A reflection by TMCL Reference & Instruction Librarian and eScience Task Force member Maianh Phi about her experience attending Science Boot Camp for Librarians.
This summer, I was privileged enough to receive funding from the NN/LM SCR to attend Science Boot Camp for Librarians at Tufts University—a two and a half day educational event that is organized and sponsored by a number of New England libraries and their great librarians. The structure of the camp is set up like so:
Three science topics are featured at each Science Boot Camp. Each of these topics is presented at a half-day session by New England scientists: one scientist presents an overview of a science and another presents current research work within the field. These science sessions help to provide librarians with context and terminologies of science disciplines that will enable them to better engage with their faculty to provide research services. Boot Camp Capstone sessions feature issues related to science librarianship, including e-Science, current projects, and emerging roles for science librarians (http://esciencelibrary.umassmed.edu/science_bootcamp).
Although I had two whirlwind days that focused on the three subject areas of neuroscience, organic chemistry, and data visualization (an admittedly overwhelming experience for a librarian with an English Literature background), I wanted to focus this entry on my observations and experience with the eScience Capstone session that completed the boot camp.
After opening remarks and a primer on eScience, the Capstone session featured a panel of New England librarians who shared their experiences at the ARL/DFL eScience Institute. The AFL/DFL eScience Institute is designed to help academic and research libraries develop a strategic agenda for e-research support, with a particular focus on the sciences (http://duraspace.org/e-science-institute). I thought that this panel was of great value because it featured librarians asserting the need and importance of getting involved with eScience while also relaying the practical knowledge necessary to do so. This practical knowledge included discussion about how librarians can help eScience initiatives with the skills they already have, how to draft an eScience initiative proposal, and following a template for an eScience strategic agenda.

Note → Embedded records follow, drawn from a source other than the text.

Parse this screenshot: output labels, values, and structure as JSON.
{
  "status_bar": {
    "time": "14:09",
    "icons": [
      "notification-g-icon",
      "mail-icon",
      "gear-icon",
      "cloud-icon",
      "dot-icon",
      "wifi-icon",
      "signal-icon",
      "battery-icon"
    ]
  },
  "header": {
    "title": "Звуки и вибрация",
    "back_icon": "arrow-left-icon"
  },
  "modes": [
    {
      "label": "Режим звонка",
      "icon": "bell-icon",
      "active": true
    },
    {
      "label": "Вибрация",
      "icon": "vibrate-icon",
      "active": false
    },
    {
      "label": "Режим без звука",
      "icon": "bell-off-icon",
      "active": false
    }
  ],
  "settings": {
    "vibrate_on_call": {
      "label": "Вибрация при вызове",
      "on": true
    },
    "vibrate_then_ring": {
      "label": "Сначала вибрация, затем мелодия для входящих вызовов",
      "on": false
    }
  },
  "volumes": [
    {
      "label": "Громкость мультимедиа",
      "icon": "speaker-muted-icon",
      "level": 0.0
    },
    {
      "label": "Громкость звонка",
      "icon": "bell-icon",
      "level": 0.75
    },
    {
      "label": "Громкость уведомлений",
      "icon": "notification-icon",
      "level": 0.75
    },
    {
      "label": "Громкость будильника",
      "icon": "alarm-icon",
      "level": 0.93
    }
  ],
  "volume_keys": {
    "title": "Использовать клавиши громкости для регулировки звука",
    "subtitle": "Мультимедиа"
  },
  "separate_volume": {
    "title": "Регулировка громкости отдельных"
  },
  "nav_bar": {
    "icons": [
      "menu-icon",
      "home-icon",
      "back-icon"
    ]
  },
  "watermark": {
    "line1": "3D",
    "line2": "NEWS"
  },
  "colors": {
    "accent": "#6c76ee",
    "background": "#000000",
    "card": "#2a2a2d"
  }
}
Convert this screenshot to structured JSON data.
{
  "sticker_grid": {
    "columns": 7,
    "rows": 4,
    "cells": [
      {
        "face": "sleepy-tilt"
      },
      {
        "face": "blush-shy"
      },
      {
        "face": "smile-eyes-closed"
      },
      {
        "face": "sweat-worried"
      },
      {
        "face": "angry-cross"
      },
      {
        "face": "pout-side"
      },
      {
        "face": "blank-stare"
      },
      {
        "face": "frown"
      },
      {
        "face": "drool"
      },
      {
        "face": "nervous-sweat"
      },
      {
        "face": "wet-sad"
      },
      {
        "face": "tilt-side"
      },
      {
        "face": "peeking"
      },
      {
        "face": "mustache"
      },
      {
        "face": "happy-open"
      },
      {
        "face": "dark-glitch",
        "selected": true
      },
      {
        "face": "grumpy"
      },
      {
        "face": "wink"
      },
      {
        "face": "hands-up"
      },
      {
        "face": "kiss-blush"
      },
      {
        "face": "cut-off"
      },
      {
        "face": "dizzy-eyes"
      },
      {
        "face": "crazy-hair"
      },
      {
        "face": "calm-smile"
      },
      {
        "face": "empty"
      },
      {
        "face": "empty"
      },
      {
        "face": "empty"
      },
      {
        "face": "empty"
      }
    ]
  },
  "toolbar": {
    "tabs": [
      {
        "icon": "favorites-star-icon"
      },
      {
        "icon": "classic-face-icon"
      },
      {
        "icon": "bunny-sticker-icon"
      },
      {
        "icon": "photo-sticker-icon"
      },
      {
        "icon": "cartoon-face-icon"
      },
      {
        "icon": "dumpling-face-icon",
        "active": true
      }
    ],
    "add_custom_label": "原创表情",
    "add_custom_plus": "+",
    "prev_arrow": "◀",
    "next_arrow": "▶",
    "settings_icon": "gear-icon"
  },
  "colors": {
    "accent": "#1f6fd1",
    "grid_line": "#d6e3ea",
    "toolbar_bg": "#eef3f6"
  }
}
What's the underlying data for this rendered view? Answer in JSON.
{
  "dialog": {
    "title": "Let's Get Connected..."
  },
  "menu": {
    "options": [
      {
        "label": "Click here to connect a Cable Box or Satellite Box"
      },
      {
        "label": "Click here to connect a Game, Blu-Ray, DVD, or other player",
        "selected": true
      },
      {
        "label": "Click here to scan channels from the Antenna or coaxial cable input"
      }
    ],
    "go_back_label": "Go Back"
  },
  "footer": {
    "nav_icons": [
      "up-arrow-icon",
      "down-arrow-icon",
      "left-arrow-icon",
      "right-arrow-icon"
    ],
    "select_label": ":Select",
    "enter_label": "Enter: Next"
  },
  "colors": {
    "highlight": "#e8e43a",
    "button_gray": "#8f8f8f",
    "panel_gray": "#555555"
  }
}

One discussion section of the panel’s presentation especially stood out to me—“Can libraries afford to [get involved]?” So, what was the answer? “Libraries can’t afford not to.” Some of the reasons given to support the role of libraries in eScience included the assertions that libraries are:
This last point brought up some interesting arguments for eScience participation—the idea that it is a service opportunity who if no one is doing now, someone will in the future. If we don’t, we will “secede ownership to someone who will.” This idea that libraries should insert themselves and take on this role now really demonstrated to me how librarians are fighting the idea of the “dying” library by innovating and expanding what libraries and librarians can do.
The panel was followed by a presentation by Dr. Terry Plum, assistant dean of Simmons GSLIS West, about the education of the eScience librarian that discussed how to train librarians to get the type of jobs we’re setting up for. The last Capstone component was a group discussion about how to prepare libraries and librarians to support eScience.
The organizers of Science Boot Camp declare on their site that the “casual ambience of Science Boot Camp promotes learning and camaraderie among librarians from New England and beyond”, and I found this to be particularly true. This boot camp was my first experience attending an out of state library event, and I felt welcomed and encouraged by my colleagues. I highly recommend checking out Science Boot Camp for the science (and non-science) librarian.